Statement of William E. Rinne, Deputy Commissioner
U.S. Department of the Interior
Subcommittee on Water and Power
Eastern Municipal Water District Recycled Water System Pressurization and Expansion
June 23, 2004
Mr. Chairman and Members of the Subcommittee, I am William Rinne, Deputy Commissioner of the Bureau of Reclamation. I am pleased to be here today to give the Department's views on H.R. 4300, the Eastern Municipal Water District Recycled Water System Pressurization and Expansion Project Act.
Title XVI of the Reclamation Projects Authorization and Adjustment Act (Public Law 102-575) authorized Reclamation to participate in the planning, design and construction of five water reclamation and reuse projects. Reclamation was also authorized to undertake a program to identify other water recycling opportunities throughout the 17 western states, and to conduct appraisal level and feasibility level studies to determine if those opportunities are worthy of implementation. Reclamation has been administering a program to fund these Title XVI projects through cooperative agreements since 1994. Since then Title XVI has been amended several times, and now there are 28 projects authorized for construction in eight states.
H.R. 4300 would again amend Title XVI to authorize Interior to participate in the design, planning, and construction of improvements to the Eastern Municipal Water District's reclaimed water distribution system in Riverside County, California. It provides for Federal funding not to exceed 25 percent of the total project cost or $12 million, whichever is less.

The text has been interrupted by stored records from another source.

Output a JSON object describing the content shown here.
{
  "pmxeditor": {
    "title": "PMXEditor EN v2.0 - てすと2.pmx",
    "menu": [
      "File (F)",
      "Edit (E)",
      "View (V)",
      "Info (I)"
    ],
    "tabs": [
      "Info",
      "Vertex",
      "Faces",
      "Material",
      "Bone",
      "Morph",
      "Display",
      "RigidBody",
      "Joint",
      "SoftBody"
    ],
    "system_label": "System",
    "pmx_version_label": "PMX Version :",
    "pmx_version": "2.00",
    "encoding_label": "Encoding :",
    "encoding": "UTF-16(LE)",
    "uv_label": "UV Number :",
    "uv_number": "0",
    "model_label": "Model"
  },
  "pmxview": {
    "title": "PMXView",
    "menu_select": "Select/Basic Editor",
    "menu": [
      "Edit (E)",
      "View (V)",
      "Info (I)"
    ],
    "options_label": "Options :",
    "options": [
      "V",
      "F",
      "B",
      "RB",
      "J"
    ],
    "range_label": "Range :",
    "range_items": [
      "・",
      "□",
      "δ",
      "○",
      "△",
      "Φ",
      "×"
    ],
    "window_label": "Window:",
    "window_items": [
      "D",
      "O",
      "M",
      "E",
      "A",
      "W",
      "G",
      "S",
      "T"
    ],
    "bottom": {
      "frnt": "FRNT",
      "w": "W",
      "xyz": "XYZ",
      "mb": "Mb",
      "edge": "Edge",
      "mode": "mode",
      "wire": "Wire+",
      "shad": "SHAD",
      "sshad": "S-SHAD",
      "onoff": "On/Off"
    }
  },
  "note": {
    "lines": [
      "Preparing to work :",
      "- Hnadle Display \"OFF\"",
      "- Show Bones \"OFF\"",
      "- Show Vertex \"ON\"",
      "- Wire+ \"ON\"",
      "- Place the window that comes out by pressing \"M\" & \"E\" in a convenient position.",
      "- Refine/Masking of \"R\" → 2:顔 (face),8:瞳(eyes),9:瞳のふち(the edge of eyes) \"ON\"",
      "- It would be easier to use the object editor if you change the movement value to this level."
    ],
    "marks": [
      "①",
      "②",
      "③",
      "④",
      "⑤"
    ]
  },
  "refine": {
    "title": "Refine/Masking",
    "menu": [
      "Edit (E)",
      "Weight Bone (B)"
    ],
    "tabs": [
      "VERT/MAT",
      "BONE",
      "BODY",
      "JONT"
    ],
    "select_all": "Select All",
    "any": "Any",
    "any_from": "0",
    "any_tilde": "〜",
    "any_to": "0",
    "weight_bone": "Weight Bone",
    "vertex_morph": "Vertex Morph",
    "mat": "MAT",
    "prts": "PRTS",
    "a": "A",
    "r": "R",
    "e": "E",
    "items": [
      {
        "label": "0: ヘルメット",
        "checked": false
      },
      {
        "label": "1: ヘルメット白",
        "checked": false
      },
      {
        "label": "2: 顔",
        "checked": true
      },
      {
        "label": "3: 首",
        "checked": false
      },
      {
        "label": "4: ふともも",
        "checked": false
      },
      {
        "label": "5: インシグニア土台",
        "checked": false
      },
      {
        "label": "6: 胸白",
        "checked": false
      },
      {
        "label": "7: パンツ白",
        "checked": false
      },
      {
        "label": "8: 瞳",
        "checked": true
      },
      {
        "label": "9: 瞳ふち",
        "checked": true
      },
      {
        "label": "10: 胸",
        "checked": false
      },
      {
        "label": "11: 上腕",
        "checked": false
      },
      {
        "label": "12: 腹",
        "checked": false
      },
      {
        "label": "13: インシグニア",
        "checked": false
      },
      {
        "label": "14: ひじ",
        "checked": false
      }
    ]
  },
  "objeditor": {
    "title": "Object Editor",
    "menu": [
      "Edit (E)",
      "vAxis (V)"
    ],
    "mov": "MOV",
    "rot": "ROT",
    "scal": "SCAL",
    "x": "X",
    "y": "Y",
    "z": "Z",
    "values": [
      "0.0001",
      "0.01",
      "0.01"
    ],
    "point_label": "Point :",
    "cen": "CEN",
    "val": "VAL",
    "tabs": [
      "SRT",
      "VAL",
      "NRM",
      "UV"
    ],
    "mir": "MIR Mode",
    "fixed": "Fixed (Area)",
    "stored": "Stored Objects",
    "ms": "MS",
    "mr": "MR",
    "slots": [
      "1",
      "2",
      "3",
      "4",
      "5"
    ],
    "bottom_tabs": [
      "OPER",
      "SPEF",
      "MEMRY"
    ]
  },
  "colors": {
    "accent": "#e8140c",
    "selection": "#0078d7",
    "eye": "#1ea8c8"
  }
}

The Eastern Municipal Water District's five water reclamation plants typically produce about 40,000 acre-feet per year with an existing capacity of 55,000 acre-feet per year. The reclaimed water is distributed by a gravity flow system primarily serving agricultural users. This project would create a pressurized distribution system suitable for municipal users, including at least four reservoir tanks of about 4 million gallons capacity each, with associated pipelines and pumping stations. The distribution system may also be expanded eastward to serve existing citrus groves. Project benefits include local drought protection and reduced dependence on imported water.
Mr. Chairman, the Department supports efforts to increase reclaimed water use in southern California. However, H.R. 4300 authorizes the design and construction of the project before Reclamation or the project sponsors have completed a feasibility study that meets the requirements of Title XVI. Reclamation requires that feasibility studies be completed first to determine whether these particular projects warrant Federal construction authorization. Therefore the Department believes the legislation to be premature and cannot support H.R. 4300 at this time.
With the tremendous backlog of existing Title XVI projects, we do not support the addition of new projects at this time, especially where, as here, the feasibility phase is not yet finished.
Mr. Chairman, this concludes my testimony. Thank you for the opportunity to comment on H.R. 4300. I would be happy to answer any questions at this time.